Item # 682795
August 19, 1675
THE LONDON GAZETTE, England, August 19, 1675 The significance of what is known as "King Philip's War" is lost with most Americans, but the event cannot be over-stated. This was America's first war, and the only newspaper in existence to report is was this title. As Wikipedia notes, this was an armed conflict between Native American inhabitants of present-day New England and English colonists and their Native American allies in 1675–78. The war is named after the main leader of the Native American side, Metacomet, known to the English as "King Philip".

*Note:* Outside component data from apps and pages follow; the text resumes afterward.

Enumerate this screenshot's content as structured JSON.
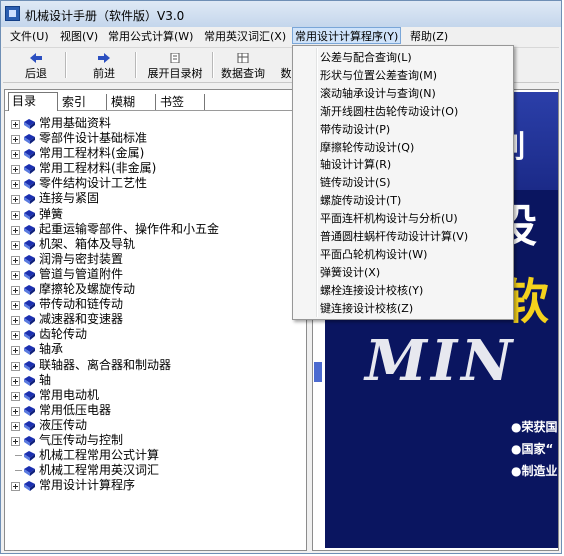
{
  "window": {
    "title": "机械设计手册（软件版）V3.0"
  },
  "menubar": {
    "items": [
      {
        "label": "文件(U)"
      },
      {
        "label": "视图(V)"
      },
      {
        "label": "常用公式计算(W)"
      },
      {
        "label": "常用英汉词汇(X)"
      },
      {
        "label": "常用设计计算程序(Y)"
      },
      {
        "label": "帮助(Z)"
      }
    ]
  },
  "toolbar": {
    "back_label": "后退",
    "forward_label": "前进",
    "expand_label": "展开目录树",
    "query_label": "数据查询",
    "more_label": "数"
  },
  "left_panel": {
    "tabs": [
      {
        "label": "目录"
      },
      {
        "label": "索引"
      },
      {
        "label": "模糊"
      },
      {
        "label": "书签"
      }
    ],
    "tree": [
      {
        "label": "常用基础资料",
        "expandable": true
      },
      {
        "label": "零部件设计基础标准",
        "expandable": true
      },
      {
        "label": "常用工程材料(金属)",
        "expandable": true
      },
      {
        "label": "常用工程材料(非金属)",
        "expandable": true
      },
      {
        "label": "零件结构设计工艺性",
        "expandable": true
      },
      {
        "label": "连接与紧固",
        "expandable": true
      },
      {
        "label": "弹簧",
        "expandable": true
      },
      {
        "label": "起重运输零部件、操作件和小五金",
        "expandable": true
      },
      {
        "label": "机架、箱体及导轨",
        "expandable": true
      },
      {
        "label": "润滑与密封装置",
        "expandable": true
      },
      {
        "label": "管道与管道附件",
        "expandable": true
      },
      {
        "label": "摩擦轮及螺旋传动",
        "expandable": true
      },
      {
        "label": "带传动和链传动",
        "expandable": true
      },
      {
        "label": "减速器和变速器",
        "expandable": true
      },
      {
        "label": "齿轮传动",
        "expandable": true
      },
      {
        "label": "轴承",
        "expandable": true
      },
      {
        "label": "联轴器、离合器和制动器",
        "expandable": true
      },
      {
        "label": "轴",
        "expandable": true
      },
      {
        "label": "常用电动机",
        "expandable": true
      },
      {
        "label": "常用低压电器",
        "expandable": true
      },
      {
        "label": "液压传动",
        "expandable": true
      },
      {
        "label": "气压传动与控制",
        "expandable": true
      },
      {
        "label": "机械工程常用公式计算",
        "expandable": false
      },
      {
        "label": "机械工程常用英汉词汇",
        "expandable": false
      },
      {
        "label": "常用设计计算程序",
        "expandable": true
      }
    ]
  },
  "dropdown": {
    "items": [
      {
        "label": "公差与配合查询(L)"
      },
      {
        "label": "形状与位置公差查询(M)"
      },
      {
        "label": "滚动轴承设计与查询(N)"
      },
      {
        "label": "渐开线圆柱齿轮传动设计(O)"
      },
      {
        "label": "带传动设计(P)"
      },
      {
        "label": "摩擦轮传动设计(Q)"
      },
      {
        "label": "轴设计计算(R)"
      },
      {
        "label": "链传动设计(S)"
      },
      {
        "label": "螺旋传动设计(T)"
      },
      {
        "label": "平面连杆机构设计与分析(U)"
      },
      {
        "label": "普通圆柱蜗杆传动设计计算(V)"
      },
      {
        "label": "平面凸轮机构设计(W)"
      },
      {
        "label": "弹簧设计(X)"
      },
      {
        "label": "螺栓连接设计校核(Y)"
      },
      {
        "label": "键连接设计校核(Z)"
      }
    ]
  },
  "cover": {
    "big_1": "设",
    "big_2": "软",
    "big_3": "MIN",
    "partial": "列",
    "bullets": [
      {
        "label": "●荣获国"
      },
      {
        "label": "●国家“"
      },
      {
        "label": "●制造业"
      }
    ]
  },
  "colors": {
    "tree_icon": "#1b2fb0",
    "menu_highlight": "#cfe3fa",
    "cover_bg": "#0a1560"
  }
}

The war was the single greatest calamity to occur in 17th century Puritan New England and is considered by many to be the deadliest war in American history. In the space of little more than a year, twelve of the region's towns were destroyed and many more damaged, the colony's economy was all but ruined, and its population was decimated, losing one-tenth of all men available for military service. More than half of New England's towns were attacked by Native American warriors.
Keep in mind that nearly all the English colonies in America were settled without any significant English government support, as they were used chiefly as a place of refuge or exile for religious minorities and other rebels in England. King Philip's War began the development of a greater American identity, for the colonists' trials, without significant English government support, gave them a group identity separate and distinct from subjects of the Monarchy and Parliament of England.
Over three-quarters of the front page is taken up with a lengthy, day-by-day account of the initial battles of the war, with a dateline of "Boston in New-England, July 6". It is noteworthy that no previous issue--nor any future issues for many years--would devote over three-quarters of a page to any American event.
Certainly a cornerstone issue for any collection of American wars, and very rarely offered. This is just the third issue we have encountered in 46 years.
Complete as a single sheet newspaper, 7 by 11 inches with uncommonly wide margins, in very nice, clean condition.
Category: The 1600's and 1700's